Missoula architect A. J. Gibson designed this grand Neo-classical style landmark for progressive politician Joseph Dixon. Dixon married Caroline Worden, daughter of Missoula founder Frank Worden, in 1896 and the couple made their home here. Dixon…

Masonic Temple, Philipsburg

Meetings in Philipsburg of Flint Creek Lodge No. 11 date back to 1867. This structure, built in 1911, provided a permanent home for the community-oriented fraternal organization. Chambers for lodge meetings occupy the entire top floor. The ground…

Picket Block

Designed by Red Lodge carpenter and amateur architect Frank A. Sell and built by W. T. Pernham in 1902, this impressive brick commercial building was home to the Red Lodge Picket and, after 1918, the Picket-Journal, the primary news sources for the…

BPOE Lodge #534, Red Lodge

Americans organized much of their social life around fraternal groups at the turn of the twentieth century. The Benevolent and Protective Order of Elks provided an important social and charitable outlet for Red Lodge's professionals, who…

City Hall/Elks Club, Virginia City

Dredge mining in the late 1890s brought new life to Virginia City and a dire need for modern office and meeting space. In 1896, town citizens voted to issue bonds to build a multipurpose City Hall with space for the city, law offices, and social…

Pfouts and Russel (Rank's Drug - Old Masonic Temple)

Paris Pfouts, Vigilante president and Virginia City’s first mayor, was instrumental in laying out the town. He and his partner, Samuel Russell, built a log store on this site in summer 1863. Local hell-raiser Jack Slade was arrested here on March 10,…

Woodburn Building/Wibaux Masonic Temple
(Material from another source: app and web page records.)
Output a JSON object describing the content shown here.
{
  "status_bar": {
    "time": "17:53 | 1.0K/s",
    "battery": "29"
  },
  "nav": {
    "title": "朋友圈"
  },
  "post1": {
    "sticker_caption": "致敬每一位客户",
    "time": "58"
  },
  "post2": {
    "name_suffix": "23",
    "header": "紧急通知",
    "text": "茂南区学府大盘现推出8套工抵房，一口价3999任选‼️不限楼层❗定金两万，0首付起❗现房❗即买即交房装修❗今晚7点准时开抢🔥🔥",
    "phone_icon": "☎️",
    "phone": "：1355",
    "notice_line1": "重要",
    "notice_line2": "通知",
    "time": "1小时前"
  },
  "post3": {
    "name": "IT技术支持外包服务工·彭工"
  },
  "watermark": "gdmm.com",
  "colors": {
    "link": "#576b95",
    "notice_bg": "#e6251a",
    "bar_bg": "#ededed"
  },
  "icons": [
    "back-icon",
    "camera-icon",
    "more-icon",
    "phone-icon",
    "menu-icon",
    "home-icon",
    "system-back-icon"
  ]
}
Brothers Burl and William Woodburn collaborated to construct this substantial commercial building in 1917. The Masonic Temple was located on the upper floor and the Woodburn Brothers Grocery occupied the ground space until the building changed hands…